Chef Shin prepares three desserts for us. The first one is a two-layer sponge cake with barley butter in between. The barley butter filling offers an interesting texture, differing greatly from traditional frosting. The chocolaty rice flakes brushed on the side, combined with the grainy, chewy bite, completes the flavor of this unique cake. The second dessert is another sponge cake. Instead of flakes on the side, Shin mixes the chocolate flavor into the cake itself. He also decorates the cake with toasted hazelnuts and tops it off with edible gold foil (“home-cooking” according to him). The third one, also my personal favorite, is a strawberry pistachio tart. Not only is the tart delicious, but the efforts behind are also admirable. Originally, Shin plans to finish in 10 minutes. However, the tart has two layers and just the strawberries have three different cuttings: Trimmed, halved and diced. Every little detail in Shin’s dessert shows how much of a perfectionist he is and the level of dedication he puts into his work out of passion. —Peter Liu ‘19

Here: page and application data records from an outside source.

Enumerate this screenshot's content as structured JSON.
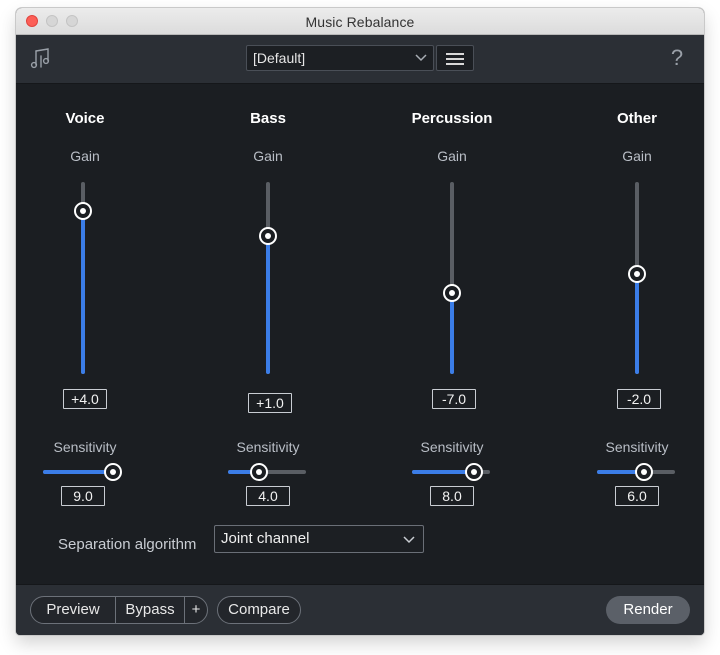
{
  "window": {
    "title": "Music Rebalance"
  },
  "toolbar": {
    "logo_icon": "music-rebalance-icon",
    "preset_value": "[Default]",
    "menu_icon": "hamburger-menu-icon",
    "help_label": "?"
  },
  "colors": {
    "accent": "#3b7de8",
    "background": "#1b1e22",
    "panel": "#2b2f35"
  },
  "channels": [
    {
      "name": "Voice",
      "gain_label": "Gain",
      "gain_value": "+4.0",
      "gain_level": 0.85,
      "sensitivity_label": "Sensitivity",
      "sensitivity_value": "9.0",
      "sensitivity_level": 0.9
    },
    {
      "name": "Bass",
      "gain_label": "Gain",
      "gain_value": "+1.0",
      "gain_level": 0.72,
      "sensitivity_label": "Sensitivity",
      "sensitivity_value": "4.0",
      "sensitivity_level": 0.4
    },
    {
      "name": "Percussion",
      "gain_label": "Gain",
      "gain_value": "-7.0",
      "gain_level": 0.42,
      "sensitivity_label": "Sensitivity",
      "sensitivity_value": "8.0",
      "sensitivity_level": 0.8
    },
    {
      "name": "Other",
      "gain_label": "Gain",
      "gain_value": "-2.0",
      "gain_level": 0.52,
      "sensitivity_label": "Sensitivity",
      "sensitivity_value": "6.0",
      "sensitivity_level": 0.6
    }
  ],
  "separation": {
    "label": "Separation algorithm",
    "value": "Joint channel"
  },
  "footer": {
    "preview_label": "Preview",
    "bypass_label": "Bypass",
    "plus_label": "+",
    "compare_label": "Compare",
    "render_label": "Render"
  }
}
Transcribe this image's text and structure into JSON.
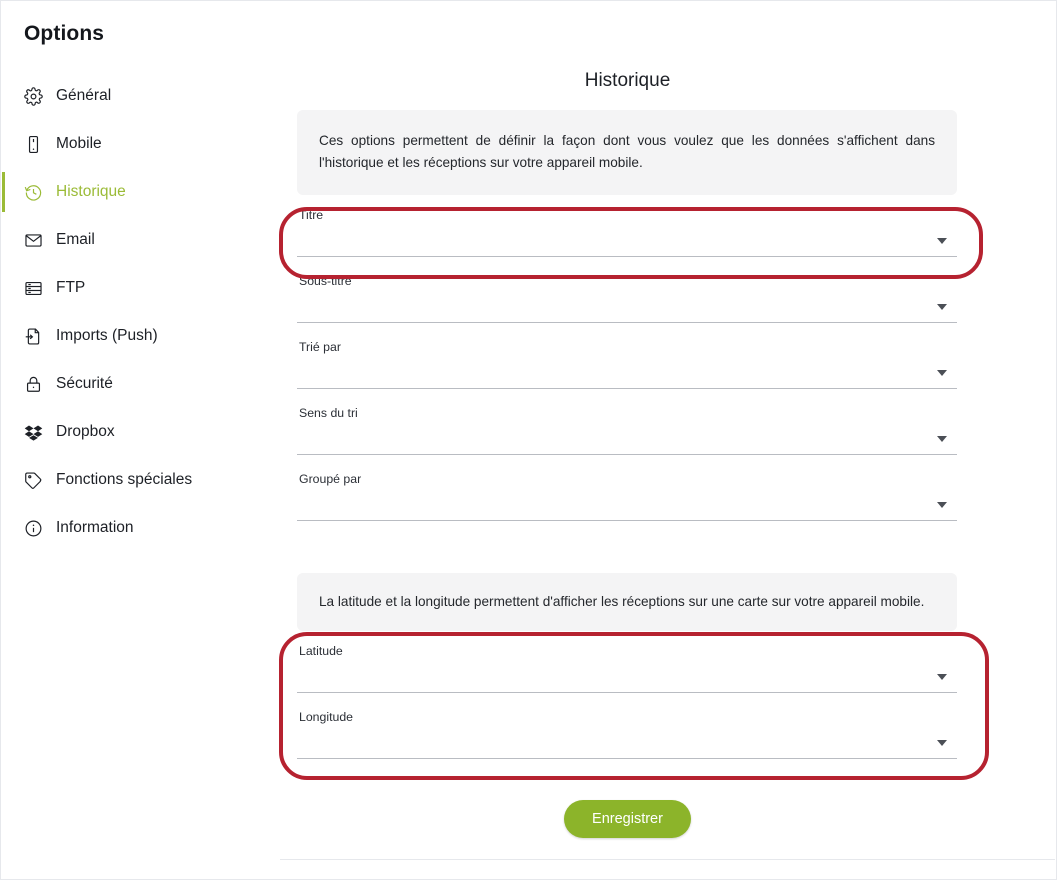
{
  "app": {
    "title": "Options"
  },
  "sidebar": {
    "items": [
      {
        "label": "Général",
        "icon": "gear-icon",
        "active": false
      },
      {
        "label": "Mobile",
        "icon": "mobile-icon",
        "active": false
      },
      {
        "label": "Historique",
        "icon": "history-icon",
        "active": true
      },
      {
        "label": "Email",
        "icon": "envelope-icon",
        "active": false
      },
      {
        "label": "FTP",
        "icon": "server-icon",
        "active": false
      },
      {
        "label": "Imports (Push)",
        "icon": "import-icon",
        "active": false
      },
      {
        "label": "Sécurité",
        "icon": "lock-icon",
        "active": false
      },
      {
        "label": "Dropbox",
        "icon": "dropbox-icon",
        "active": false
      },
      {
        "label": "Fonctions spéciales",
        "icon": "tag-icon",
        "active": false
      },
      {
        "label": "Information",
        "icon": "info-icon",
        "active": false
      }
    ]
  },
  "main": {
    "title": "Historique",
    "info_top": "Ces options permettent de définir la façon dont vous voulez que les données s'affichent dans l'historique et les réceptions sur votre appareil mobile.",
    "info_map": "La latitude et la longitude permettent d'afficher les réceptions sur une carte sur votre appareil mobile.",
    "fields": [
      {
        "label": "Titre",
        "value": "",
        "caret": "chevron-down-icon"
      },
      {
        "label": "Sous-titre",
        "value": "",
        "caret": "chevron-down-icon"
      },
      {
        "label": "Trié par",
        "value": "",
        "caret": "chevron-down-icon"
      },
      {
        "label": "Sens du tri",
        "value": "",
        "caret": "chevron-down-icon"
      },
      {
        "label": "Groupé par",
        "value": "",
        "caret": "chevron-down-icon"
      }
    ],
    "geo_fields": [
      {
        "label": "Latitude",
        "value": "",
        "caret": "chevron-down-icon"
      },
      {
        "label": "Longitude",
        "value": "",
        "caret": "chevron-down-icon"
      }
    ],
    "save_label": "Enregistrer"
  },
  "annotations": [
    {
      "name": "highlight-titre",
      "color": "#b62230"
    },
    {
      "name": "highlight-lat-long",
      "color": "#b62230"
    }
  ],
  "colors": {
    "accent_green": "#9bbb37",
    "button_green": "#8cb42a",
    "annotation_red": "#b62230",
    "info_background": "#f4f4f5",
    "text": "#1d2026"
  }
}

The techniques and gentleness that Sean used when preparing the desserts was extremely satisfying to watch. Each step he took into consideration, taking his time to make sure that each element was placed eloquently on the plate. The final products left my mouth watering as I was struggling to stay concentrated after they were complete and we were waiting to indulge in them. Overall, I anticipated that the strawberry tart would be my favorite, and it was even better than I imagined. I’m not sure I’m ever going to enjoy dessert as much as I did this past Sunday.
Listening to Sean answer the questions that were asked was truly inspiring, especially since you could understand the commitment and love he had for cooking. The way he explained his journey through college and working at Eleven Madison made me want to discover what exactly I want to do when I’m older. He made me want to find something in my future that would make me just as passionate as he was about cooking. –Maddie Burt ‘19
Chef Shin provided an incredibly cool insight into the depth behind the traditional restaurant experience. For most people, dining and food-source (or more specifically, chef-intent) seems relatively disconnected. I don’t remember the last time I went to a restaurant and took time to contemplate the philosophy of the chef! Chef Shin, however, reestablished the depth of intent behind in-restaurant dining experiences that I’ve previously failed to acknowledge. –Megan Behnke ‘19
This Culinary Arts Club outing served as a reminder of the almost forgotten fact that following your dreams ultimately allows you to achieve something beautiful and, in this case, delicious. Each instance Sean Shin moved worked towards the completion of his goal in creating his pastries during our time with him. These purposeful movements seemed to serve as one of the many outward reflections of his determination and ambitions. Not only was the food delicious, and the experience great, it also served as inspiration for Culinary Arts Club members to follow their dreams, and work towards their goals with all they have.—Mia Wright ‘19